== Segment start ==

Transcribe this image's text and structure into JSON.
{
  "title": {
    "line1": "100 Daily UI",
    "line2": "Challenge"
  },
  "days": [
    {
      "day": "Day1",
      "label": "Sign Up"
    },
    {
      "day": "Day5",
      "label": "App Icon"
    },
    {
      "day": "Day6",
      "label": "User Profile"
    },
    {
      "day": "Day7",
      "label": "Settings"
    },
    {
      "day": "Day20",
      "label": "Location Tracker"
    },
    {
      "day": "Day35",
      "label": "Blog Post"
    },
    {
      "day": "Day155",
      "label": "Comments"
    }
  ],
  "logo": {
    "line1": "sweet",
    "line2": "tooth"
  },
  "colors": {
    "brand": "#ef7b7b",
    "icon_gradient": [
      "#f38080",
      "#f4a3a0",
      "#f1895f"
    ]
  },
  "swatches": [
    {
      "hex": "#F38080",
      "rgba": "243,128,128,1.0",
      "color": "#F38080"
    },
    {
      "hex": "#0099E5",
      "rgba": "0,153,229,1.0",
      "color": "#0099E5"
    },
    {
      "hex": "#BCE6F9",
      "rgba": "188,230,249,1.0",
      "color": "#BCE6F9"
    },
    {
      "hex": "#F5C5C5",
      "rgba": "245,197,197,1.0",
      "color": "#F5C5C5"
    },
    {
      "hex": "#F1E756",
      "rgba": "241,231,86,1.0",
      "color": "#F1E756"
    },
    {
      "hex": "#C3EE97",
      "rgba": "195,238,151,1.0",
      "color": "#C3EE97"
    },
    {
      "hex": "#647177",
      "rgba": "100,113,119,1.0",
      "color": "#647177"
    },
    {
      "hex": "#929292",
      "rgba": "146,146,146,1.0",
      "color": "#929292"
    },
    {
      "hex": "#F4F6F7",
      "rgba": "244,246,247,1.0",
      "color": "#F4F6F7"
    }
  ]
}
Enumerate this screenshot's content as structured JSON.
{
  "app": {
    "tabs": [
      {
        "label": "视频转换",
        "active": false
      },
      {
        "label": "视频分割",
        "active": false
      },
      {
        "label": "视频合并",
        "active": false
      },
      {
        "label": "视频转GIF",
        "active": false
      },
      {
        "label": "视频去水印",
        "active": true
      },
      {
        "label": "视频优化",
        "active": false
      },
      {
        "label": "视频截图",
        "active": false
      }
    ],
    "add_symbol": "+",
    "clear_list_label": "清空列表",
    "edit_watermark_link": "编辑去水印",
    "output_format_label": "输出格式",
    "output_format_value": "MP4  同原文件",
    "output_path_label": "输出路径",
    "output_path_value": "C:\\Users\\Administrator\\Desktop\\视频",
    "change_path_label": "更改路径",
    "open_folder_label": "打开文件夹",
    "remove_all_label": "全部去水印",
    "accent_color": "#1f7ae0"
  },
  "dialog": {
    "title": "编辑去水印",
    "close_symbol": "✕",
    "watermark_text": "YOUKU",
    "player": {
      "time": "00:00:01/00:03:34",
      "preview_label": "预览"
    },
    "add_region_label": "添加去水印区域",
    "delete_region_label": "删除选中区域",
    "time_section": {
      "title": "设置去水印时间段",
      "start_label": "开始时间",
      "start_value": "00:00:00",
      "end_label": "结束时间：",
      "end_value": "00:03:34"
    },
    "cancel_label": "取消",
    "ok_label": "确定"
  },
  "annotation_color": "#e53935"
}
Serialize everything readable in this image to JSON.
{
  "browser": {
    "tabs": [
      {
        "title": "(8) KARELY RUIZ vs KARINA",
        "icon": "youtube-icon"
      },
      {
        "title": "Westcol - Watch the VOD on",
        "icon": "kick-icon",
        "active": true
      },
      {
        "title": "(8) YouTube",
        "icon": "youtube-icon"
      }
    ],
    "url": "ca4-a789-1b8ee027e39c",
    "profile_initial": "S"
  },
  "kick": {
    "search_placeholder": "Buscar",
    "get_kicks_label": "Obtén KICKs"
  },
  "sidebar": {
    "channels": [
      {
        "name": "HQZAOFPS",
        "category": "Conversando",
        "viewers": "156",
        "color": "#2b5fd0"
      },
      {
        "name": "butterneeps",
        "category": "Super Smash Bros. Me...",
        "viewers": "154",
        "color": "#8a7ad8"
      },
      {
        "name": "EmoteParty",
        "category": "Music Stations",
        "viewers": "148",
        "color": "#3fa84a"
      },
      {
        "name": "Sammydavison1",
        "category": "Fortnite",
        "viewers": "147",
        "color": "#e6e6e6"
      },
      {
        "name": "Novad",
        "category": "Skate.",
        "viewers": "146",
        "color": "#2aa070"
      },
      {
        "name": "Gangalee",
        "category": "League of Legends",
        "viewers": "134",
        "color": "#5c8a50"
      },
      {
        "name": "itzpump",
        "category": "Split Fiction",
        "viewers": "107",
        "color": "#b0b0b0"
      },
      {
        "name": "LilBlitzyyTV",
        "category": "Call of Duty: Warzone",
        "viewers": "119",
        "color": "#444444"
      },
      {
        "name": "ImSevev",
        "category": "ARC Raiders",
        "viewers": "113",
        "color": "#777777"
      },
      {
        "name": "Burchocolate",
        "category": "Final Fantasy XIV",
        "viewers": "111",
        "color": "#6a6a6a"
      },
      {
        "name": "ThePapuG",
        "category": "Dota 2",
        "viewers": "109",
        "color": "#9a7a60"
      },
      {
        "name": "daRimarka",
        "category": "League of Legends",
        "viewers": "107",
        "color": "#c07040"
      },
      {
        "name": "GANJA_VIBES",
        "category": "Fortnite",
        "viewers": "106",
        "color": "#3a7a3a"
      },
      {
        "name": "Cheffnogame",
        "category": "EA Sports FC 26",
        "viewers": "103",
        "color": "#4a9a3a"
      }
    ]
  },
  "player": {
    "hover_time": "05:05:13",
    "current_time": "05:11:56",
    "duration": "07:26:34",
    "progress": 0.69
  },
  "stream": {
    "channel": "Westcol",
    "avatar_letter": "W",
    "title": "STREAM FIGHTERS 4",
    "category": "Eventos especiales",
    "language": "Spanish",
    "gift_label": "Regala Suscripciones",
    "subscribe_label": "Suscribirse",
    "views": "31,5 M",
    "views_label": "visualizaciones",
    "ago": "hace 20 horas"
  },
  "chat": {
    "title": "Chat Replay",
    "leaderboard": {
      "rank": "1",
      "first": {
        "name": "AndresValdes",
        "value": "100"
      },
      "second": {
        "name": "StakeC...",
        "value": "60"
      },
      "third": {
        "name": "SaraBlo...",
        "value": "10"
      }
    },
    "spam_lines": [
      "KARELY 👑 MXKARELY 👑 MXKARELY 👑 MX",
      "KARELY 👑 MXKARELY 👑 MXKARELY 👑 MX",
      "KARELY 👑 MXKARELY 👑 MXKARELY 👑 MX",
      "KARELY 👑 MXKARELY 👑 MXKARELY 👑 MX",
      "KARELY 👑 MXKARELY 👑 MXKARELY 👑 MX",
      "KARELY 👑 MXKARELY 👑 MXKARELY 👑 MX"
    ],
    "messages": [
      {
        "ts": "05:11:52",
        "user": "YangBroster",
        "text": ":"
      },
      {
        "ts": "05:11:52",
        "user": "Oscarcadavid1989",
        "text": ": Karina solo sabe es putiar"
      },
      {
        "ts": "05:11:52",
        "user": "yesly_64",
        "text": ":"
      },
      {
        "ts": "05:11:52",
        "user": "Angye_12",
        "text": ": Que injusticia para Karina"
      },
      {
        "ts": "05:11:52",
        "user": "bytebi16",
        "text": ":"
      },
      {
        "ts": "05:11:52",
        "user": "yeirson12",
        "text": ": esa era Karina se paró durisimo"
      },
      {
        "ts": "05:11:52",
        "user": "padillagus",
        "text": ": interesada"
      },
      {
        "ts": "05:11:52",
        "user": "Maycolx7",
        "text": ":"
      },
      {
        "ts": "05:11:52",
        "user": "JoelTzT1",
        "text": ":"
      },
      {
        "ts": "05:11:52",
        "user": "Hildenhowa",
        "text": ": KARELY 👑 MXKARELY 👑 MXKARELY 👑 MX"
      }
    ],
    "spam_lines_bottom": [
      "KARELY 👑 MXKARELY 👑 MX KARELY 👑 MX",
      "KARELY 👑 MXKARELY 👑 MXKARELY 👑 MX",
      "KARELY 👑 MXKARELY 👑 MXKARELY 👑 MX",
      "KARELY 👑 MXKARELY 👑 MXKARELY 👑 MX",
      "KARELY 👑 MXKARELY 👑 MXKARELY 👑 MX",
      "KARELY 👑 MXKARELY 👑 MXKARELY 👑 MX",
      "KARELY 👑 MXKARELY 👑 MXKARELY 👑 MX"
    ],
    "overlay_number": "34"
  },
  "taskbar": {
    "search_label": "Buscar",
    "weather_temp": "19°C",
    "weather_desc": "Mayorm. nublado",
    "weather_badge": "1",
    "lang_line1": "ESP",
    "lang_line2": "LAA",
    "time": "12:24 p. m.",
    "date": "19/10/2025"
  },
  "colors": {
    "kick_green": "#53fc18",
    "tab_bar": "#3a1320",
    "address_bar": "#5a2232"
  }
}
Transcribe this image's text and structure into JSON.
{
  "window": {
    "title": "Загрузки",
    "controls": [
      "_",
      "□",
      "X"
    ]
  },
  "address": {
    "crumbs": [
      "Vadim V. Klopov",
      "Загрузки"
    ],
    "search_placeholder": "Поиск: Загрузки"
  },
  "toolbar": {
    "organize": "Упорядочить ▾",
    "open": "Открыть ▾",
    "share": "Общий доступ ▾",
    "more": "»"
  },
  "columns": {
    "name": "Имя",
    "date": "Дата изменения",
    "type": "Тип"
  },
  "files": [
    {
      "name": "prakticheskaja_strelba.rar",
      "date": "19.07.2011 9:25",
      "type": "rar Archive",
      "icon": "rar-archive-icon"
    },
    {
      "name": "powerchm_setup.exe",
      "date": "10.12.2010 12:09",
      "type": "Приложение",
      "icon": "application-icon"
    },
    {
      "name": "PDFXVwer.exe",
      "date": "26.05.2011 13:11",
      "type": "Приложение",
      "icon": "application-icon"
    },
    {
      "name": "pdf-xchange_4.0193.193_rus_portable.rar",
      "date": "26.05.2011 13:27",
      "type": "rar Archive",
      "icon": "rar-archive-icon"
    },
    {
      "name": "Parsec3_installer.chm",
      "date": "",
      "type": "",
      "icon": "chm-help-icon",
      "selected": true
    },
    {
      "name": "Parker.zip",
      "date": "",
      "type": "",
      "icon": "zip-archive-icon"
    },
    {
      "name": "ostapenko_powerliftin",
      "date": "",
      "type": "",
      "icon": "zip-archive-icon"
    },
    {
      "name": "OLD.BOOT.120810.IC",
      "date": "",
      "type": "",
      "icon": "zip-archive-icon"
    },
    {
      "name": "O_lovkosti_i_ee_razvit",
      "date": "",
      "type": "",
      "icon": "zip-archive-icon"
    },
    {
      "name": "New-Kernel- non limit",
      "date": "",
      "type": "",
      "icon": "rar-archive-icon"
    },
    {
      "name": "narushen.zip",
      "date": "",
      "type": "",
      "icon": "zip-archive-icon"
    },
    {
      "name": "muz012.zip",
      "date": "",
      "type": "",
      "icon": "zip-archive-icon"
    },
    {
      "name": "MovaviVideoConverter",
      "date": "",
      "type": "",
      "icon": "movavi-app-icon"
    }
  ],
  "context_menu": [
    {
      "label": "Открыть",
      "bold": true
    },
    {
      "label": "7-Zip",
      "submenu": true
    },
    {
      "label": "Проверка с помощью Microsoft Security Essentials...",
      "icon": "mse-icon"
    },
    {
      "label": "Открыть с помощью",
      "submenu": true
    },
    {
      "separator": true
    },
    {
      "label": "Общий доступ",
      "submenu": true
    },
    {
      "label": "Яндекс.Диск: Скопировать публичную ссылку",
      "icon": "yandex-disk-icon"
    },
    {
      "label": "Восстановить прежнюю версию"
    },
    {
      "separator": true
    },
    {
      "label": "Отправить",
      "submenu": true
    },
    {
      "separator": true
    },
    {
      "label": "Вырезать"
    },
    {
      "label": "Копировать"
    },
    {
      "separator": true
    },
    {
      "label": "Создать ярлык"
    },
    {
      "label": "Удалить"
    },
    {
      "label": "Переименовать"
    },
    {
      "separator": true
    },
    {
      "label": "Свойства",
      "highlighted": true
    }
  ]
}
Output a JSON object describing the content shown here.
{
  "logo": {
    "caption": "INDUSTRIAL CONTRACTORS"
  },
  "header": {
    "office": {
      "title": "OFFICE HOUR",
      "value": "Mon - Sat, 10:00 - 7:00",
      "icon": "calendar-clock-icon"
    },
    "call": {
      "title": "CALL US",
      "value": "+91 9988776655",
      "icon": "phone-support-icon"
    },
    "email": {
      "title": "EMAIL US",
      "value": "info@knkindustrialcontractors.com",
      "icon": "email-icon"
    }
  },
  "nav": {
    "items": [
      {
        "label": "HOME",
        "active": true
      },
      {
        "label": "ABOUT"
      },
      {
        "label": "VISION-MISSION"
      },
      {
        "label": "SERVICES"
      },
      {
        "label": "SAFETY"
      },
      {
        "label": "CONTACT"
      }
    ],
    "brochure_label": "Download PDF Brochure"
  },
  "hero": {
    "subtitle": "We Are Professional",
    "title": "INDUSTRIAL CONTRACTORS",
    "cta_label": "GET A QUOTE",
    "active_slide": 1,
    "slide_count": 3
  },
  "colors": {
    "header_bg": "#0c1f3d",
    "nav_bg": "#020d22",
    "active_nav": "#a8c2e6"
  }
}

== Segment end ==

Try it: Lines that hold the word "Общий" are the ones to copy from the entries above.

Expected output:
    "share": "Общий доступ ▾",
      "label": "Общий доступ",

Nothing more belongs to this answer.